Each year, Americans spend approximately $700 million on lawn care, including treatments with fertilizers and pesticides. These chemicals may make lawns appear greener and healthier, but in truth, they actually hold a dark secret. Pesticides in particular — a category that can include herbicides, as well — can significantly impact groundwater, wildlife, and even soil quality. Pesticides can even have adverse effects on human health, leading to conditions ranging from liver and kidney damage to various types of cancer.
However, there are alternatives to these harsh treatments for your lawn. Organic lawn services are expanding throughout the U.S., and they utilize a number of lawncare treatments that won’t produce the same harmful effects.
Is it time for your family to make the switch to organic lawn services? Here are three signs that pesticide free lawncare may be right for you:
- Your current lawncare is making you sick. Pesticides and fertilizers can have some pretty strong smells, so it’s natural to not like applying them to your lawn. Instead, you may want to switch to some greener methods of lawncare, like grasscycling and composting. Grasscycling keeps grass clippings on the lawn after mowing and reduces the need for nitrogen-based fertilizer use on a lawn by at least 50%. Tea composting is another method of treating your yard and garden, and it has been shown to help grass grow between two and four times in length compared with lawns with conventional treatments.

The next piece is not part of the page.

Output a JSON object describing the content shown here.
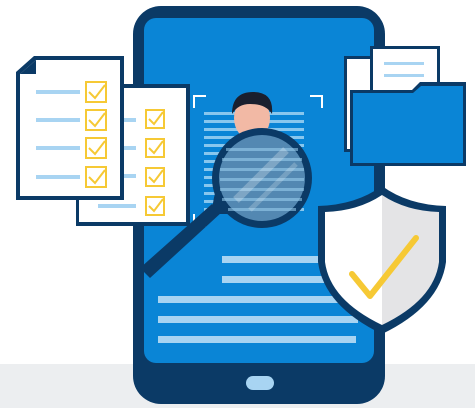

- You’re concerned about your children and pets after pesticides are sprayed. Children and animals tend to love running through the grass during the summertime, so it’s easy for them to track dirt and grass stains into the house. But if you get your lawn sprayed with conventional pesticides, then that may not be all they’re bringing into the home. If you’re concerned about keeping your kids and the family dog out of harm’s way, then reconsidering the pesticide use in your yard may be one place to start.
- You want to help the environment. Not only does pesticide poisoning cause an estimated one million human deaths per year, but it also upsets the balance of our ecosystem. Back in the mid-1990s, one study found that 90% of water and fish samples from U.S. streams contained one or more pesticides. Since then, the problem has only gotten worse. Pesticides and pesticide traces have been discovered in groundwater in at least 43 states over the past 20 years. Going organic for your lawncare can help you do your part to reduce this strain on the environment.